Six months ago, I read a book set in Carcassonne which inspired me to visit the medieval French town that had featured so heavily in the story.
Walking around the Cité, weaving in and out of the narrow cobbled streets and scaling the long walls, it was easy to see how the author had drawn inspiration from such a historical period and place.
The whole city reeked of a story begging to be told, based on real life events that historians today are still struggling to unearth. By reading the informative signs, imagining today’s sweeping view as it would have been hundreds of years ago, and stepping on ground that had been trodden on by people centuries before, I found myself wondering about the story of this medieval Cité and those who lived there.

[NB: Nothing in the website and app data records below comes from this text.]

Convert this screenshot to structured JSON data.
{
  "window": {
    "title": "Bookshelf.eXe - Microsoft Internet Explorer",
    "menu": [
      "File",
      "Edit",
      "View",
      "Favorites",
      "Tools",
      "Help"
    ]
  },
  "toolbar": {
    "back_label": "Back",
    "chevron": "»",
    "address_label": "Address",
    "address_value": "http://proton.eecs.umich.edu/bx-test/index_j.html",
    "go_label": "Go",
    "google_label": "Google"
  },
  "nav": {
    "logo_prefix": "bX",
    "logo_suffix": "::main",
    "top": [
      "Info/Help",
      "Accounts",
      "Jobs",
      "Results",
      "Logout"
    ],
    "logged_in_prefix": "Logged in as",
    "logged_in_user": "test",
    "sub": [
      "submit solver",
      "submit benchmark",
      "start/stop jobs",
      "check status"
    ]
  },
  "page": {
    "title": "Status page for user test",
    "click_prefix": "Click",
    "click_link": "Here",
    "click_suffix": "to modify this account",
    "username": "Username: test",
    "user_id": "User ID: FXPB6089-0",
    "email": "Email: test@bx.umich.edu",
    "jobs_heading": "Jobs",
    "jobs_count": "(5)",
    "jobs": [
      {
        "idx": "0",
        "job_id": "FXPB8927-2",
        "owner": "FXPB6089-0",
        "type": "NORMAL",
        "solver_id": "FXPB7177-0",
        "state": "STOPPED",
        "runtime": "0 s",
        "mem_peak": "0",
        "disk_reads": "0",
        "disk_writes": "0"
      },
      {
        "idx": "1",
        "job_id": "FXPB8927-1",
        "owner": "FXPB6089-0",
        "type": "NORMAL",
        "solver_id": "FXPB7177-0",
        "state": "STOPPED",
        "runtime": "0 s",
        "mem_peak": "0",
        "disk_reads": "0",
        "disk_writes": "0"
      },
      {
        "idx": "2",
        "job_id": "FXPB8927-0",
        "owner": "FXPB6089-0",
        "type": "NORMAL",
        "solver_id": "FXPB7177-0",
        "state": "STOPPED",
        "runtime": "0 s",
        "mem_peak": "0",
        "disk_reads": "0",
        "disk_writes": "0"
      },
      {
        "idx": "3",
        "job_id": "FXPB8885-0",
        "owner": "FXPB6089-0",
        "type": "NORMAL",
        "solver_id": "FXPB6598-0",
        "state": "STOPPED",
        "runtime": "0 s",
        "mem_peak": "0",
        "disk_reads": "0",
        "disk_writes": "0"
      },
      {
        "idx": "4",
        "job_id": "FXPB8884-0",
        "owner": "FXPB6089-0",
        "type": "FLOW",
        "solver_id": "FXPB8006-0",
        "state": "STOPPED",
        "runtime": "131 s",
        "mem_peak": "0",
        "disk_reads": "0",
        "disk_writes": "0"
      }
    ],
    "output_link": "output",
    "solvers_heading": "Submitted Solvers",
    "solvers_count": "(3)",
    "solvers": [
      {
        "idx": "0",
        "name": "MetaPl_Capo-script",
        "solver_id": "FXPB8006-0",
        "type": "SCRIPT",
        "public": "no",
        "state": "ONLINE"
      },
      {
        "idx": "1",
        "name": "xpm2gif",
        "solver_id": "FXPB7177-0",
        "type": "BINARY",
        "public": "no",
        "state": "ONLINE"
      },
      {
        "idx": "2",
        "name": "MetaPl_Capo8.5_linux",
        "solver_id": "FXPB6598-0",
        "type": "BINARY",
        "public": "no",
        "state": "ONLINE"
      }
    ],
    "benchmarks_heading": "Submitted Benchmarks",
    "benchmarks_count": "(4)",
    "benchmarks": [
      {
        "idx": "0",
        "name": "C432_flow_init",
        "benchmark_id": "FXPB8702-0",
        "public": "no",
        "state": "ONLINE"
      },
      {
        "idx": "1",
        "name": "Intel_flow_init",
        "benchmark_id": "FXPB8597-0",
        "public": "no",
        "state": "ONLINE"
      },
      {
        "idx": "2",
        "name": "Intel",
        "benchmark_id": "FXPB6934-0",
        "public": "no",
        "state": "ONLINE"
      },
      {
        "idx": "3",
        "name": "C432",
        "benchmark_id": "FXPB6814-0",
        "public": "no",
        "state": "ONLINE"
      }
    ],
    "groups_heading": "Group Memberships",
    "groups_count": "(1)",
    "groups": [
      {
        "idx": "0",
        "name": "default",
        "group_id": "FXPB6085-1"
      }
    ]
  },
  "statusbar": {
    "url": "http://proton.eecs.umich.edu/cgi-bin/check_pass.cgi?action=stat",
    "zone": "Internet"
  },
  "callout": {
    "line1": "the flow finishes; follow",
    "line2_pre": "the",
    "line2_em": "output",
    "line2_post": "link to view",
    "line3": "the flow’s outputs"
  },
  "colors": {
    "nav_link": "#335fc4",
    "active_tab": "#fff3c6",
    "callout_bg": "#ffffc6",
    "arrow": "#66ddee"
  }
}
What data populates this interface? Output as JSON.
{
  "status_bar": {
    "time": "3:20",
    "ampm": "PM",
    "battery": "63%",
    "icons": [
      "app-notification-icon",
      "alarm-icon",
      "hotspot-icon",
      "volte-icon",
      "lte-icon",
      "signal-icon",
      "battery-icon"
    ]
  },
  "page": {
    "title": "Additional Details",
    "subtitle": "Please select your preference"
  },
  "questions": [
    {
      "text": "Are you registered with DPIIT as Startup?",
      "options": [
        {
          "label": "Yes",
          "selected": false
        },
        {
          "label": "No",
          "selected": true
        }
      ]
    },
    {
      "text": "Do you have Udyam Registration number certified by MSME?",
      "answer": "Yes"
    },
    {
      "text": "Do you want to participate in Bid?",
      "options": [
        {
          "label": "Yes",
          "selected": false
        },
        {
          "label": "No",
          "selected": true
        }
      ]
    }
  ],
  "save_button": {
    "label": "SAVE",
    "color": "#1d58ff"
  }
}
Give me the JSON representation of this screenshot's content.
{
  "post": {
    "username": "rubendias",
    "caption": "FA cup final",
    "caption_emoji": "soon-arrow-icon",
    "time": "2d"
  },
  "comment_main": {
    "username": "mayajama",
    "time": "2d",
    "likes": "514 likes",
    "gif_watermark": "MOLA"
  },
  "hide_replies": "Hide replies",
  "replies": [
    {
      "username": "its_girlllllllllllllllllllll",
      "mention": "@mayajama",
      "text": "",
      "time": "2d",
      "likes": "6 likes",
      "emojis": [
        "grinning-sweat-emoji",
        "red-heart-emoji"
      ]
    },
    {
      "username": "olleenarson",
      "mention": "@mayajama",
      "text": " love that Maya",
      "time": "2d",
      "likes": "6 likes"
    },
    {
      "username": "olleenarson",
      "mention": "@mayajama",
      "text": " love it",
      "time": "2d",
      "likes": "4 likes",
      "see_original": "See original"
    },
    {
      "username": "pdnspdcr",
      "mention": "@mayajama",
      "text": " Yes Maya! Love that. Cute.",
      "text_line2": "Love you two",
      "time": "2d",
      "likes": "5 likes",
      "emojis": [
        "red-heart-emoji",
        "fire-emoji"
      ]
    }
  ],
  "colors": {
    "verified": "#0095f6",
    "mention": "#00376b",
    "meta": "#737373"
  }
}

Inspiration rarely just pops up unexpectedly. In most cases, it’s triggered by personal experiences—whether that’s a trip, a TV show or the simple observance of a stranger in the street.
Browsing the internet, in the hope that you’ll stumble across the next bestselling plot, rarely yields good, original results. The reality is that those storylines are available for the world to see, and hence you won’t be creating anything new—unless, of course, you put a huge spin on an existing cliché, which transforms it into a completely new idea.
Falling back onto over-used clichés isn’t always the safe option. These may be popular, but you’ll find yourself struggling as a small fish in a big pond, competing against thousands of stories similar to your own and hoping that readers will, for some reason, choose yours rather than a different one.
Once again, it all boils down to inspiration. If you’ve not invented that plot, will you be inspired to continue the story past the initial few chapters? Will you possess the same level of passion for your creation? When it comes to drafting out the more intricate details of your plot, where will you pull that inspiration from?
Needless to say, as writers, we all work differently. Some of us might be able to pluck ideas out of thin air, whereas others struggle to build a plot without a solid foundation. Here are three tips that may help when you don’t know where to turn next:
Carry a notebook around with you
You don’t know when inspiration will strike—that pretty house you walked past, the loved-up couple in front of you on the bus, or that thought-provoking song you heard on the radio
Don’t dismiss an idea just because it doesn’t follow the genre you’d usually work with—play around with it and see where it takes you
Try new things
Push yourself outside your comfort zone, not just with writing, but in your day-to-day life, too. Starting a new hobby or saying yes to a scary opportunity might be the key that gives you insight into a whole new world
Do you ever struggle with inspiration or maintaining an ongoing story? How do you cope?